- In Guatemala, the Office to Monitor and Combat Trafficking in Persons is supporting the Pan American Development Foundation (PADF) to strengthen the capacity of government, civil society, and vulnerable communities to prevent and respond to trafficking in persons. PADF is training and empowering indigenous women in four select municipalities in the Western Highlands to conduct anti-trafficking prevention and education efforts in their communities. To support the mental health and well-being of survivors, PADF and project partners are implementing a therapeutic community-based care model in two in-take shelters that includes specialized counseling for survivors to help them process their experiences, express their emotions, work in teams, and be more independent. Staff from both shelters noted that they have already begun to see a difference in the survivors they work with, who are demonstrating greater confidence and more interest in participating in activities. They also highlighted that the care model makes it easier and more seamless to integrate new survivors into the shelter community, as well as navigate and respond to survivors’ various trauma responses.
- The Bureau of Conflict and Stabilization Operations’ (CSO) Veterans Reintegration Program in Ukraine connects veterans of the conflict against Russia’s aggression in eastern Ukraine with resources and assistance in support of their transition from military service to civilian life. CSO conducted data-driven analysis to identify and understand veterans’ legal, medical, and vocational needs and generated targeted programming to address their circumstances, including mental health needs. The data showed social stigma is a key barrier to veterans who are seeking mental health-related assistance from government and private medical providers. The program discovered this is most prominent among women veterans, who often face social penalties for challenging notions of gender-appropriate roles. In response, CSO’s mental health programming incorporated efforts to combat negative perceptions related to military service and raised awareness among government officials and mental health professionals of the often unique medical needs of the veteran community, including those of women and the combat-wounded.
Initiatives like these – as well as continued learning and collaboration with all stakeholders, including civil society, academia, the private sector, and governments – are essential to advancing equitable access to mental health resources. As we work to advance U.S. foreign policy and build a more secure, inclusive, and democratic future that respects human rights and strives to eliminate discrimination and inequity, respect for mental health and access to mental health services must be a part of the work.

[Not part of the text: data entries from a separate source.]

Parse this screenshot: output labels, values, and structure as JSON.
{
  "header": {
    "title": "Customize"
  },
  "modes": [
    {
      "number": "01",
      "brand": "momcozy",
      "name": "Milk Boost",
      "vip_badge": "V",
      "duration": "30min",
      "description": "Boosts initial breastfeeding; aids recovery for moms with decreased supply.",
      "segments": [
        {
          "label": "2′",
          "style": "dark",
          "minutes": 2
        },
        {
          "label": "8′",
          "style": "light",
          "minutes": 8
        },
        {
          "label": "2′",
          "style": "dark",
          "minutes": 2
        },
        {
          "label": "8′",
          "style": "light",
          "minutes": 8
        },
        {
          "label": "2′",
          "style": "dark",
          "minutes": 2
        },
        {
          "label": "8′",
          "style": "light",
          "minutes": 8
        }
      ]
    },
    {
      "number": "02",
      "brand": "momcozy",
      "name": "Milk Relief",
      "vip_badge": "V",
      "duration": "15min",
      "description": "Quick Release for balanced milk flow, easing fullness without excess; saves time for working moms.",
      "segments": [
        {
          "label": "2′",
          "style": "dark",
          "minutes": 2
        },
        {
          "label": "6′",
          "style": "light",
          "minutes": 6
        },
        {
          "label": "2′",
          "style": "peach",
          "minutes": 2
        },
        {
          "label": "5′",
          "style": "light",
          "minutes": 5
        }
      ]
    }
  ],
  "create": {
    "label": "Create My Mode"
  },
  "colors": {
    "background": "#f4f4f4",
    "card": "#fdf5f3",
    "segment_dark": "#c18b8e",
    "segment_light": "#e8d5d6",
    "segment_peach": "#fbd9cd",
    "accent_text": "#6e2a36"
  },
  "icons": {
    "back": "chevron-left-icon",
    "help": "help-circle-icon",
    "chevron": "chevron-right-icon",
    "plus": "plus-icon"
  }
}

About the Author: Kerri Sjoblom serves as a Senior Data Analyst in the Secretary’s Office of Global Women’s Issues at the U.S. Department of State.